## Description of the task
Tally the lines below that contain the word "text", then give the tally alone.

## The data
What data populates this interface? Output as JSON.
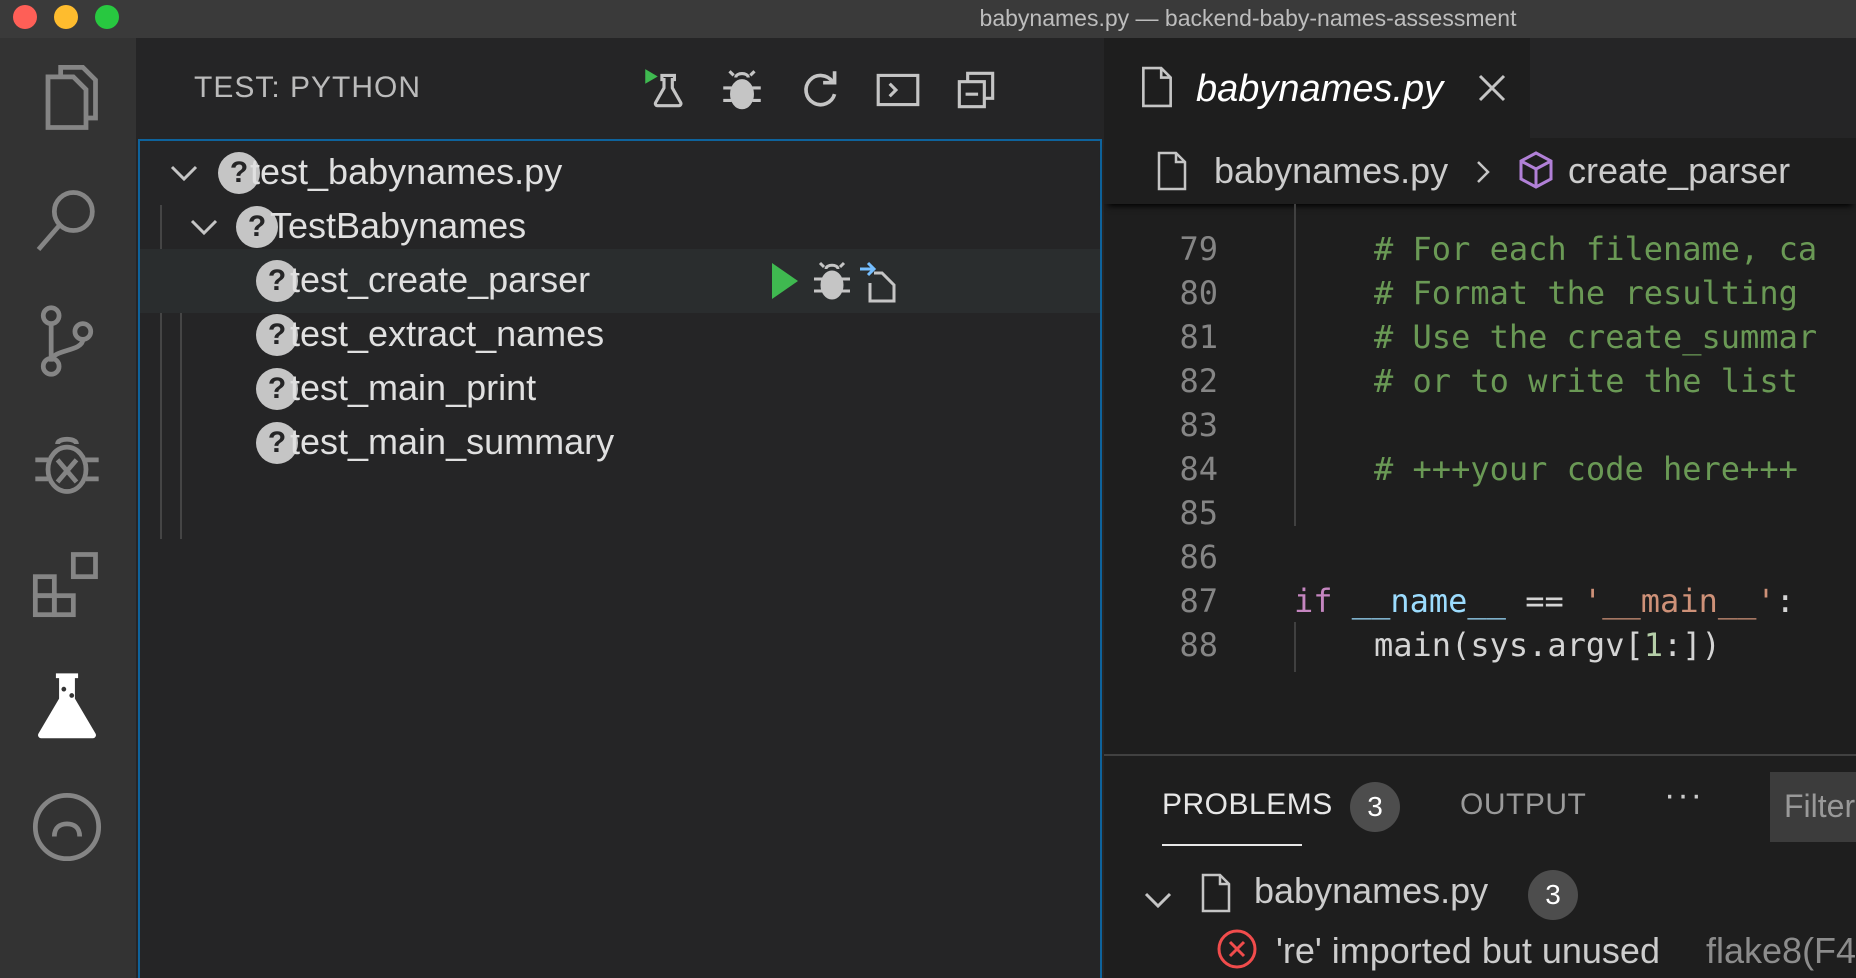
{
  "window": {
    "title": "babynames.py — backend-baby-names-assessment"
  },
  "activity_bar": {
    "items": [
      "explorer-icon",
      "search-icon",
      "source-control-icon",
      "debug-icon",
      "extensions-icon",
      "test-flask-icon",
      "github-icon"
    ]
  },
  "sidebar": {
    "title": "TEST: PYTHON",
    "toolbar": [
      "run-all-tests-icon",
      "debug-all-tests-icon",
      "refresh-icon",
      "terminal-output-icon",
      "collapse-all-icon"
    ],
    "tree": {
      "file": "test_babynames.py",
      "class": "TestBabynames",
      "tests": [
        "test_create_parser",
        "test_extract_names",
        "test_main_print",
        "test_main_summary"
      ],
      "selected_test": "test_create_parser"
    }
  },
  "editor": {
    "tab_label": "babynames.py",
    "breadcrumb": {
      "file": "babynames.py",
      "symbol": "create_parser"
    },
    "lines": [
      {
        "n": "79",
        "text": "    # For each filename, ca"
      },
      {
        "n": "80",
        "text": "    # Format the resulting"
      },
      {
        "n": "81",
        "text": "    # Use the create_summar"
      },
      {
        "n": "82",
        "text": "    # or to write the list"
      },
      {
        "n": "83",
        "text": ""
      },
      {
        "n": "84",
        "text": "    # +++your code here+++"
      },
      {
        "n": "85",
        "text": ""
      },
      {
        "n": "86",
        "text": ""
      },
      {
        "n": "87",
        "text": "if __name__ == '__main__':"
      },
      {
        "n": "88",
        "text": "    main(sys.argv[1:])"
      }
    ],
    "code": {
      "l79": "# For each filename, ca",
      "l80": "# Format the resulting",
      "l81": "# Use the create_summar",
      "l82": "# or to write the list",
      "l84": "# +++your code here+++",
      "l87_kw": "if",
      "l87_var": "__name__",
      "l87_op": "==",
      "l87_str": "'__main__'",
      "l87_colon": ":",
      "l88_fn": "main(sys.argv[",
      "l88_num": "1",
      "l88_end": ":])"
    }
  },
  "panel": {
    "tabs": {
      "problems": "PROBLEMS",
      "problems_count": "3",
      "output": "OUTPUT",
      "more": "···",
      "filter_placeholder": "Filter"
    },
    "group": {
      "file": "babynames.py",
      "count": "3"
    },
    "problem": {
      "message": "'re' imported but unused",
      "source": "flake8(F4"
    }
  },
  "colors": {
    "accent_blue": "#0e639c",
    "run_green": "#3fb950",
    "error_red": "#f14c4c",
    "symbol_purple": "#b180d7"
  }
}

## Solution below
10